In the summer of 1921, while getting ready to enter the Junior Class of Western High School, Margaret Gorman's picture was one of approximately one thousand photos entered into a popularity contest held by the Washington Herald. Six remaining finalists were escorted around the city throughout the summer and Margaret Gorman was chosen as the first "Miss Washington, D. C." The prize for the winner was a trip to the Second Annual Atlantic City Pageant as an honored guest.
Margaret, along with other "Inter-City Beauties," arrived in Atlantic City and entered a new event: The "Inter-City Beauty" Contest. It was judged in stylish afternoon attire by the judges, but and the public alike, who shared in 50 percent of the final score. Undoubtedly personality played a large role in the voting as masses of people surrounded each entrant to get to know her better and throw questions at them throughout the event. Later, the entrants were escorted and presented on the stage of the Keith Theatre on the Garden Pier.
The amateur prize, the Watkins Trophy, was awarded to Margaret Gorman, Miss South Jersey, Kathryn M. Gearon placed second, receiving $100 in gold. A special professional prize, the Endicott Trophy, was awarded to Miss New York, silent film actress Virginia Lee.

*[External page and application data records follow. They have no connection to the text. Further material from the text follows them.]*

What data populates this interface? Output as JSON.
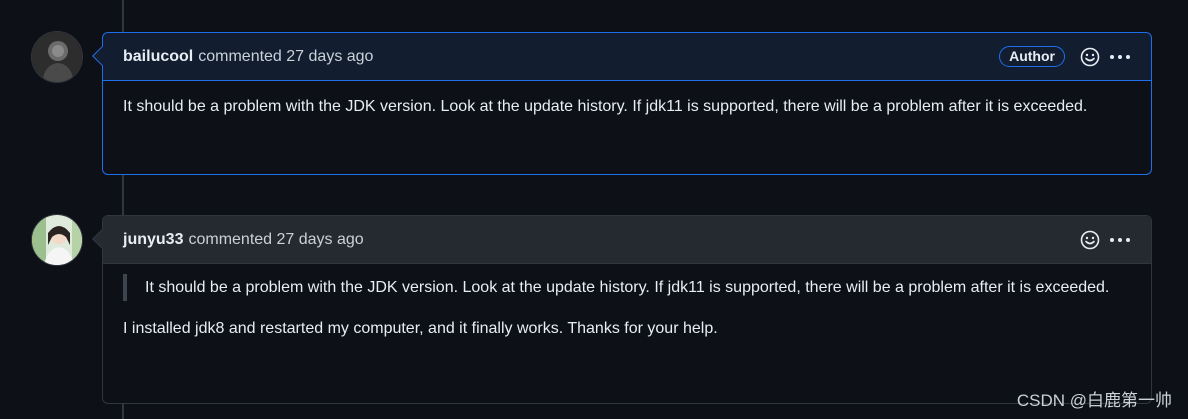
{
  "comments": [
    {
      "username": "bailucool",
      "meta": "commented 27 days ago",
      "badge": "Author",
      "body": "It should be a problem with the JDK version. Look at the update history. If jdk11 is supported, there will be a problem after it is exceeded."
    },
    {
      "username": "junyu33",
      "meta": "commented 27 days ago",
      "quote": "It should be a problem with the JDK version. Look at the update history. If jdk11 is supported, there will be a problem after it is exceeded.",
      "body": "I installed jdk8 and restarted my computer, and it finally works. Thanks for your help."
    }
  ],
  "icons": {
    "reaction": "smiley-icon",
    "more": "kebab-horizontal-icon"
  },
  "colors": {
    "background": "#0d1117",
    "author_border": "#1f6feb",
    "default_border": "#30363d",
    "text": "#e6edf3"
  },
  "watermark": "CSDN @白鹿第一帅"
}
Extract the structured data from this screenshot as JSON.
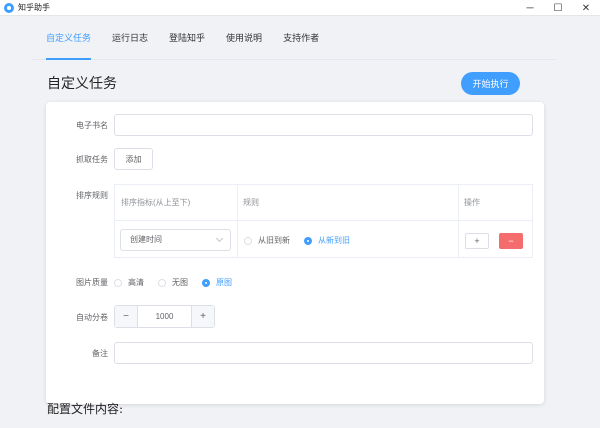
{
  "window": {
    "title": "知乎助手",
    "minimize": "─",
    "maximize": "☐",
    "close": "✕"
  },
  "tabs": [
    {
      "label": "自定义任务",
      "active": true
    },
    {
      "label": "运行日志",
      "active": false
    },
    {
      "label": "登陆知乎",
      "active": false
    },
    {
      "label": "使用说明",
      "active": false
    },
    {
      "label": "支持作者",
      "active": false
    }
  ],
  "task": {
    "title": "自定义任务",
    "start_label": "开始执行"
  },
  "form": {
    "ebook_label": "电子书名",
    "ebook_value": "",
    "fetch_label": "抓取任务",
    "add_label": "添加",
    "sort_label": "排序规则",
    "sort_table": {
      "headers": [
        "排序指标(从上至下)",
        "规则",
        "操作"
      ],
      "row": {
        "metric": "创建时间",
        "rules": [
          {
            "label": "从旧到新",
            "checked": false
          },
          {
            "label": "从新到旧",
            "checked": true
          }
        ],
        "add": "+",
        "remove": "−"
      }
    },
    "image_label": "图片质量",
    "image_options": [
      {
        "label": "高清",
        "checked": false
      },
      {
        "label": "无图",
        "checked": false
      },
      {
        "label": "原图",
        "checked": true
      }
    ],
    "split_label": "自动分卷",
    "split_value": "1000",
    "step_minus": "−",
    "step_plus": "+",
    "note_label": "备注",
    "note_value": ""
  },
  "config": {
    "title": "配置文件内容:"
  },
  "colors": {
    "accent": "#409eff",
    "danger": "#f56c6c"
  }
}
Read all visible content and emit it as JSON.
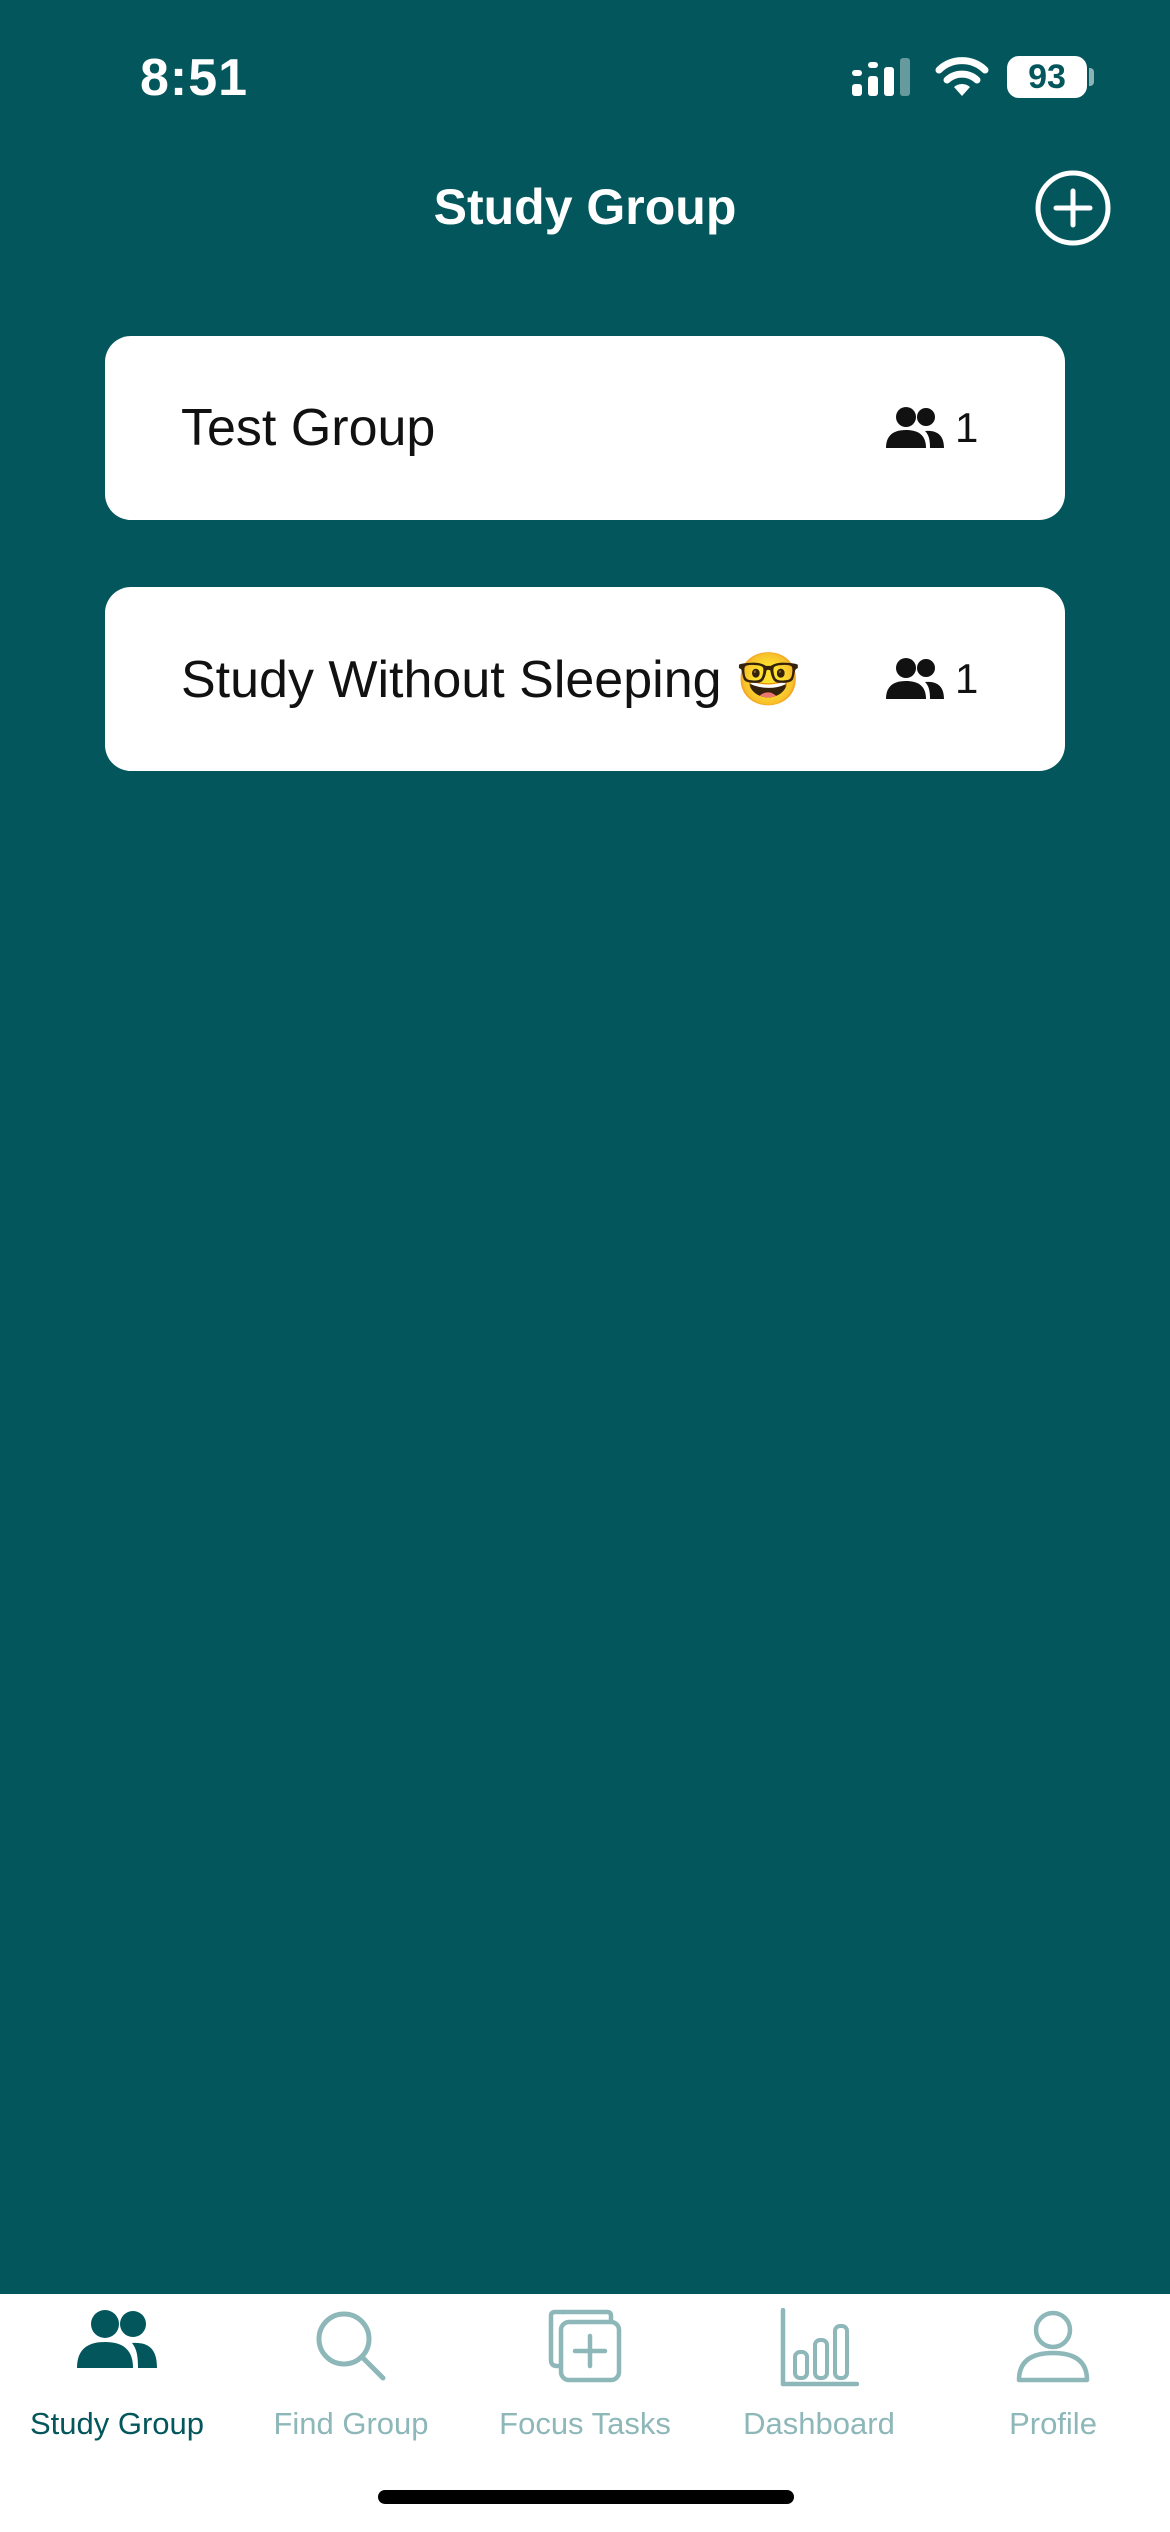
{
  "status_bar": {
    "time": "8:51",
    "battery": "93"
  },
  "header": {
    "title": "Study Group",
    "add_icon": "plus-circle-icon"
  },
  "groups": [
    {
      "name": "Test Group",
      "members": "1"
    },
    {
      "name": "Study Without Sleeping 🤓",
      "members": "1"
    }
  ],
  "tabs": [
    {
      "label": "Study Group",
      "icon": "people-icon",
      "active": true
    },
    {
      "label": "Find Group",
      "icon": "search-icon",
      "active": false
    },
    {
      "label": "Focus Tasks",
      "icon": "add-task-icon",
      "active": false
    },
    {
      "label": "Dashboard",
      "icon": "bar-chart-icon",
      "active": false
    },
    {
      "label": "Profile",
      "icon": "person-icon",
      "active": false
    }
  ],
  "colors": {
    "background": "#03575C",
    "card": "#FFFFFF",
    "tab_active": "#03575C",
    "tab_inactive": "#8DB7B8"
  }
}
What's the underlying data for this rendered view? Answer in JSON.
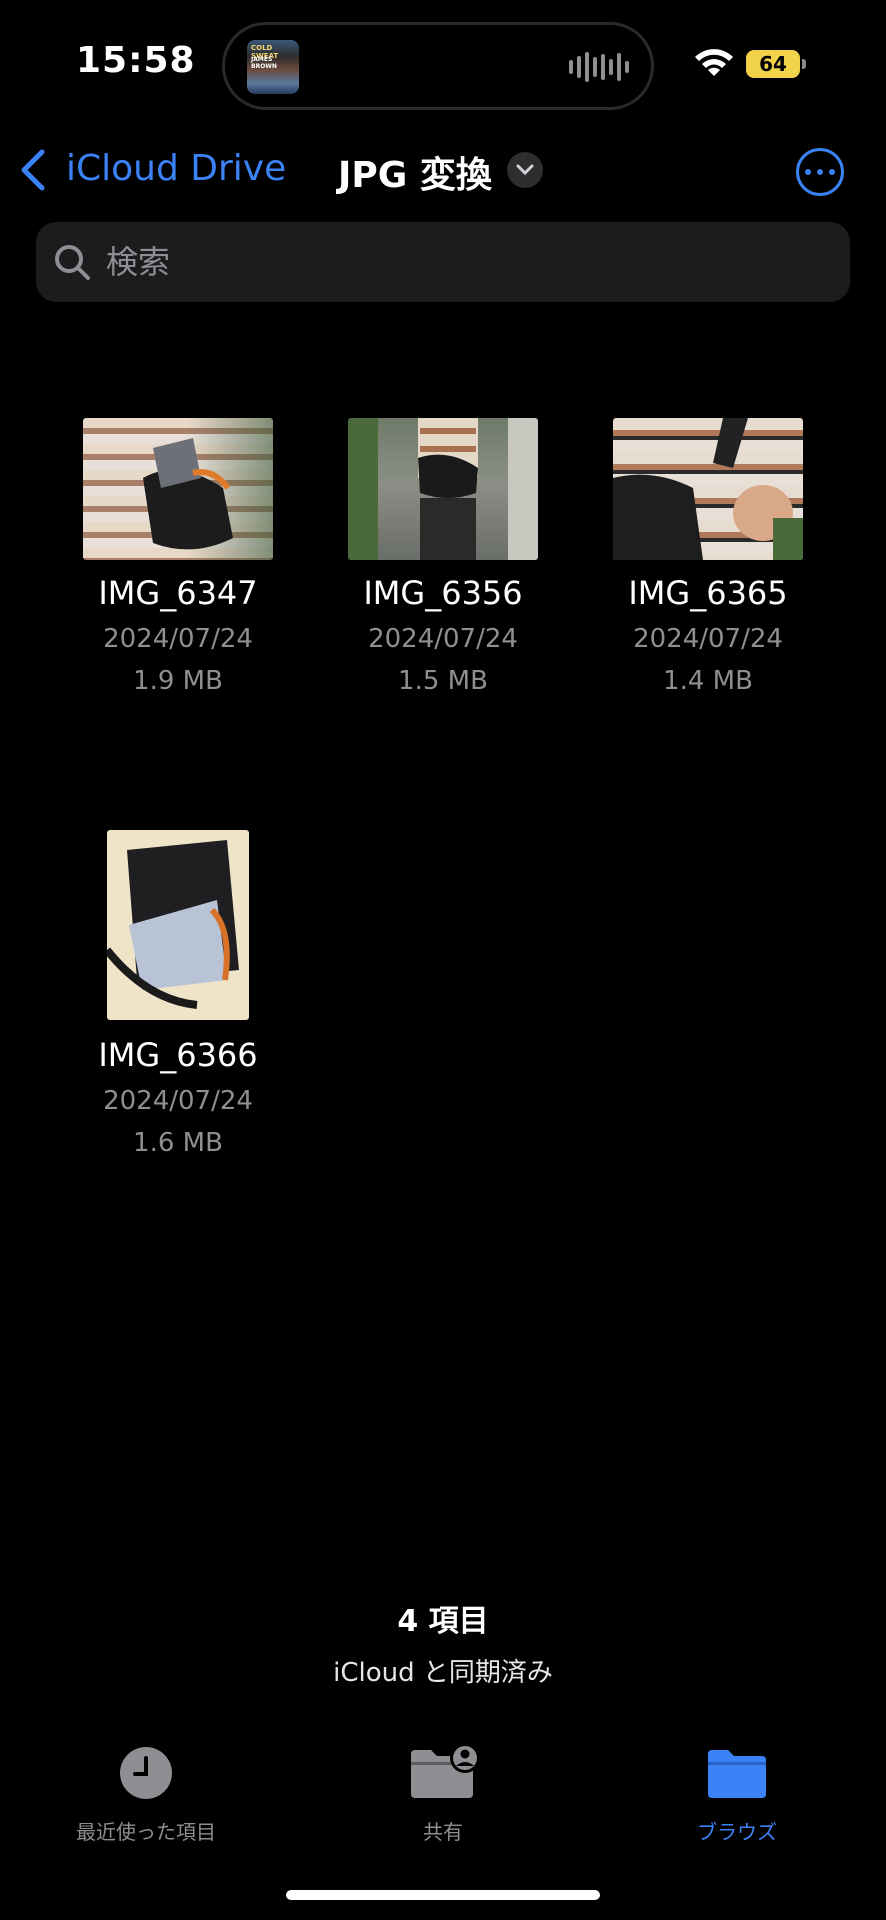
{
  "status_bar": {
    "time": "15:58",
    "now_playing_art_text": "COLD SWEAT",
    "now_playing_art_subtext": "JAMES BROWN",
    "battery": "64"
  },
  "nav": {
    "back_label": "iCloud Drive",
    "title": "JPG 変換"
  },
  "search": {
    "placeholder": "検索"
  },
  "files": [
    {
      "name": "IMG_6347",
      "date": "2024/07/24",
      "size": "1.9 MB"
    },
    {
      "name": "IMG_6356",
      "date": "2024/07/24",
      "size": "1.5 MB"
    },
    {
      "name": "IMG_6365",
      "date": "2024/07/24",
      "size": "1.4 MB"
    },
    {
      "name": "IMG_6366",
      "date": "2024/07/24",
      "size": "1.6 MB"
    }
  ],
  "footer": {
    "item_count": "4 項目",
    "sync_status": "iCloud と同期済み"
  },
  "tabs": [
    {
      "label": "最近使った項目",
      "icon": "clock-icon"
    },
    {
      "label": "共有",
      "icon": "shared-folder-icon"
    },
    {
      "label": "ブラウズ",
      "icon": "folder-icon"
    }
  ],
  "colors": {
    "accent": "#3b82f6",
    "battery": "#f2d249",
    "secondary_text": "#8e8e93",
    "search_bg": "#1c1c1e"
  }
}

An immediate hit with the crowds, the "Inter-City Beauties" were later judged head-to-head against two other "Beauty" winners in selected classes of the now famous Bather's Revue: an "amateur winner" from over two hundred local women and tourists, and a "professional winner," which included a field of eleven professional models and actresses. In this extravagant and much-hyped final event, Margaret Gorman won the Grand Prize: the Golden Mermaid trophy.
After much celebration, it was back to Western High School for Margaret.
Upon her return to Atlantic City the following year, Margaret was expected to defend her positions. However, with the Washington Herald having selected a new "Miss Washington, D.C.1922," Atlantic City Pageant officials didn't know what new title to award Margaret. Since both titles she won in 1921 were a little awkward ("Inter-City Beauty, Amateur" and "The Most Beautiful Bathing Girl in America"), it was decided to call her "Miss America".
She is the only Miss America to receive a crown at the conclusion of her year.
Margaret did compete in succeeding years unsuccessfully, but she always remained a favorite of Atlantic City crowds. In the mid-twenties, she married Victor Cahill, who was a real estate man. She enjoyed a happy marriage until his passing in 1957. She remained a life-long resident of Washington D.C. but enjoyed traveling as a favorite hobby. Near the end of her life, she said, "I've lived a charmed life. I've been very lucky. God has been very kind to me." Leaving behind several nieces and nephews who have fond and loving memories of Margaret, she passed away in early October 1995 at age 90.